▶ [WHAT NEEDS TO BE DONE]:
Output only the line that contains "Read all visible content and emit it as JSON." and the lines after it, all verbatim, through the last one below.

▶ [RECORDS SUPPLIED]:
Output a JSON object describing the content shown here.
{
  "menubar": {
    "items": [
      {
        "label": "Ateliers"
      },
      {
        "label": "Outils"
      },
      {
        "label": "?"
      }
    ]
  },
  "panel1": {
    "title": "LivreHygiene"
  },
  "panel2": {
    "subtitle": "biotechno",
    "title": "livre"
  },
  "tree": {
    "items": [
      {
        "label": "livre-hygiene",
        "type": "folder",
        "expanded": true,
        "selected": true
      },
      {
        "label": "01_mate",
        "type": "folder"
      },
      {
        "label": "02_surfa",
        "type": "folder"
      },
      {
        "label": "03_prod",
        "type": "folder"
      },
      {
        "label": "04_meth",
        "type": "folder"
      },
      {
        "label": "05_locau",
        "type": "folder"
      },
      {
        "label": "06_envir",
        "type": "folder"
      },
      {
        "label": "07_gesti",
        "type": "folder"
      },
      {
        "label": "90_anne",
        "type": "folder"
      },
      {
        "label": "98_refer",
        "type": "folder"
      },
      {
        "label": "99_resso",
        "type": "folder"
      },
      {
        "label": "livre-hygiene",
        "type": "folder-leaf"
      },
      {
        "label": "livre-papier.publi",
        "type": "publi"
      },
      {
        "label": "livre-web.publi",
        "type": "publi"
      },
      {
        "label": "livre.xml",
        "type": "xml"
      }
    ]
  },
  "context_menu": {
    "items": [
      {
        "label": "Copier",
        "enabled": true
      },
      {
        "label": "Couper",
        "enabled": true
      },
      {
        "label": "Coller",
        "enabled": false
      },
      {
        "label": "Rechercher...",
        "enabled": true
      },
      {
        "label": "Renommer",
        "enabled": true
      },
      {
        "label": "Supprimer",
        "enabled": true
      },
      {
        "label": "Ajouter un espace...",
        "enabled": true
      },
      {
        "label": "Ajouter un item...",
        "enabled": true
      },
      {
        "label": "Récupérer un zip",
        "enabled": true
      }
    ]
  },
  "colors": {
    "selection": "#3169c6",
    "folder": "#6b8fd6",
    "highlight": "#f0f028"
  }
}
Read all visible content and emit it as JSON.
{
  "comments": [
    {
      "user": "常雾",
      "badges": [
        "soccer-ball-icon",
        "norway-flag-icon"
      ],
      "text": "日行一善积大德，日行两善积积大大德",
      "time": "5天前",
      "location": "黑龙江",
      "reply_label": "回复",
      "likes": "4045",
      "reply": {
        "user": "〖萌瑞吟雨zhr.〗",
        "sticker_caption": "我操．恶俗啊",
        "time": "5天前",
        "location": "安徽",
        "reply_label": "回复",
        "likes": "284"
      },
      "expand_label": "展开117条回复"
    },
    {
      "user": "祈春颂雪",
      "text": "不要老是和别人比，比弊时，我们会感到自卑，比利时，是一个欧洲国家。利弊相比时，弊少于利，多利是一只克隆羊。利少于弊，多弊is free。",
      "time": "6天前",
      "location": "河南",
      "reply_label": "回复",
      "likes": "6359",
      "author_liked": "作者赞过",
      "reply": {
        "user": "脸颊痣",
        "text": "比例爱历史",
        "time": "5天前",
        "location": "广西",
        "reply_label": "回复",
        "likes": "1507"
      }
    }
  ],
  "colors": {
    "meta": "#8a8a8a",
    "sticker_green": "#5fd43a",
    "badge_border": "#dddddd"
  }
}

▶ [RESULT BELOW]:
Read all visible content and emit it as JSON.
{
  "comments": [
    {
      "user": "常雾",
      "badges": [
        "soccer-ball-icon",
        "norway-flag-icon"
      ],
      "text": "日行一善积大德，日行两善积积大大德",
      "time": "5天前",
      "location": "黑龙江",
      "reply_label": "回复",
      "likes": "4045",
      "reply": {
        "user": "〖萌瑞吟雨zhr.〗",
        "sticker_caption": "我操．恶俗啊",
        "time": "5天前",
        "location": "安徽",
        "reply_label": "回复",
        "likes": "284"
      },
      "expand_label": "展开117条回复"
    },
    {
      "user": "祈春颂雪",
      "text": "不要老是和别人比，比弊时，我们会感到自卑，比利时，是一个欧洲国家。利弊相比时，弊少于利，多利是一只克隆羊。利少于弊，多弊is free。",
      "time": "6天前",
      "location": "河南",
      "reply_label": "回复",
      "likes": "6359",
      "author_liked": "作者赞过",
      "reply": {
        "user": "脸颊痣",
        "text": "比例爱历史",
        "time": "5天前",
        "location": "广西",
        "reply_label": "回复",
        "likes": "1507"
      }
    }
  ],
  "colors": {
    "meta": "#8a8a8a",
    "sticker_green": "#5fd43a",
    "badge_border": "#dddddd"
  }
}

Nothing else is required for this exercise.